This is ENERGY STAR’s first regular column for Worship Facilities Magazine, an opportunity for which we are very grateful. Participating in the Worship Facilities Conference and Expo (WFX) for the past two years told us we were in with the “right crowd” to better serve the faith community with free, unbiased information and technical support on energy efficiency. So, until we see you at the upcoming WFX in Atlanta, this column and our web site at www.energystar. gov/congregations can help your congregation find information and develop a plan to cut energy costs, which at the same time will help prevent pollution and reduce global warming emissions related to energy waste.
Future columns will deal with topics like efficient lighting, heating/air-conditioning, office equipment, new construction, existing facility operation and maintenance, financing upgrades, and many more topics. This particular column will launch with an overview and offer some context in which to consider how much of your church budget goes to energy costs, how much money you might save to redirect to your mission, environmental impacts of energy waste, and, in fact, a context to evaluate your next light bulb purchase.

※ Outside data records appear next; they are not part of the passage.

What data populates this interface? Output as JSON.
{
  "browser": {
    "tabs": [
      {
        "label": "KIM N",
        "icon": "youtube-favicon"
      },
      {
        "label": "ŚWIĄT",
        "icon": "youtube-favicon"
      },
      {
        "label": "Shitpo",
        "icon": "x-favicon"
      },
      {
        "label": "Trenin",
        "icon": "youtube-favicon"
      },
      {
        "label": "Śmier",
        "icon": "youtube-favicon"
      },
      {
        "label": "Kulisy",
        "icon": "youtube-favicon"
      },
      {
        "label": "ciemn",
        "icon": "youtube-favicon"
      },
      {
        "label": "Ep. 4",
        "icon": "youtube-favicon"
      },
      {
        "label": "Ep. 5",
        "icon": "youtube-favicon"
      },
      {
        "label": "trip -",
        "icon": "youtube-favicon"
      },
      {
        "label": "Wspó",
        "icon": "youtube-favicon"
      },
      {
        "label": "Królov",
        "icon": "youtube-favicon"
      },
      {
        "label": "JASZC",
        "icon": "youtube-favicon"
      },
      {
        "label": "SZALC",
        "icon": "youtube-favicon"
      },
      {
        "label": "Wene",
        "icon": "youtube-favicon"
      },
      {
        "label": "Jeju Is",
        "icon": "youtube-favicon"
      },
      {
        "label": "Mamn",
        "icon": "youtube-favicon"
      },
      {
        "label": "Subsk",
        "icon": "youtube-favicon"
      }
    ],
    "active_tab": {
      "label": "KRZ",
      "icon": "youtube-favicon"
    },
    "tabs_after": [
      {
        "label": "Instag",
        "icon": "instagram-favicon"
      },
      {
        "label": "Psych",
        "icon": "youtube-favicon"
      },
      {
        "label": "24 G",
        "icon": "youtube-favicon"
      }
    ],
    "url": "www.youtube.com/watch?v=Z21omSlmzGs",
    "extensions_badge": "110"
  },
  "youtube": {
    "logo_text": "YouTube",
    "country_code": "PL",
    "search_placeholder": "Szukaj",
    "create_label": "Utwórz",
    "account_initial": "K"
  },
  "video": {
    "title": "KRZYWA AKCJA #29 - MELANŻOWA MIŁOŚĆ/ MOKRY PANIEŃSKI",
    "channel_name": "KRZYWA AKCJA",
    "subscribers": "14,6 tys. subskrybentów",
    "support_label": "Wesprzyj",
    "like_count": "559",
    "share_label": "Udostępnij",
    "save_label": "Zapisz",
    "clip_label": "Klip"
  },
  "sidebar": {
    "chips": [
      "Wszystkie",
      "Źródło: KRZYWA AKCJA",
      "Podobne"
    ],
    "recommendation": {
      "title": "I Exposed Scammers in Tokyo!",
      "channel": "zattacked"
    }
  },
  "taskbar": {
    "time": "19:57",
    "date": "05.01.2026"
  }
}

While ENERGY STAR is most well-known for its work in energy efficiency along with the U.S. Department of Energy, we are also a joint operation with the U.S. Environmental Protection Agency (EPA)an organization whose mission is about human health first.
As a federal program, we’ll appropriately leave the theology to the clergy, but we deeply respect and value their powerful contribution to motivating Americans to be more thoughtful stewards of energy resources, and to consider the pollution entailed by inefficient energy use.
In 2006, evangelicals and an array of interfaith groups made national news in asserting that climate change is a religious issue based on the call to stewardship of creation that virtually all faith traditions teach. The reality of global warming has far reaching implications. How much is global warming contributing to drought in Africa? Will there be wars strictly for water supply? What about rising sea levels and the billions living at water’s edge? Will the territory of disease-bearing insects spread?
The list of environmental threats to life and health goes on, and data prove that it is the poor who suffer most. With climate change, we are living within an experiment with all the earth’s life support systems.
Much valid debate remains as to how quickly these and other specific changes are occurring, what the most critical impacts will be, and what we can best do to slow the earth’s warming and preserve our life-support systems, with least economic impact. Energy efficiency can make a modest but important contribution, and it is something we can all do nowto our own financial benefit.
Over the past 10 years, ENERGY STAR has developed a “market-based” strategy that, without regulation, works with consumer product manufacturers, home-builders, owners and operators of small businesses, major corporations, state and local government, schools and higher education, hospitals, home-owners and tenants, and houses of worship to make energy efficiency an easier, more reliable, lower-risk, higher-return investment. So whether your congregation is motivated primarily by improving stewardship of natural resources, or by your financial resources (your utility budget), energy efficiency can be a cost effective, ethically robust strategy. We have even developed an annual national awards program just for congregations.
Until the next issue of Worship Facilities Magazine, please visit us at www.energystar. gov/congregations and, with clergy and governing board permission, click “JOIN.” This will start your free monthly ENERGY STAR Congregations “E-Update” newsletter, which will keep you informed of new energy efficiency technology and other news that can help you manage energy costs.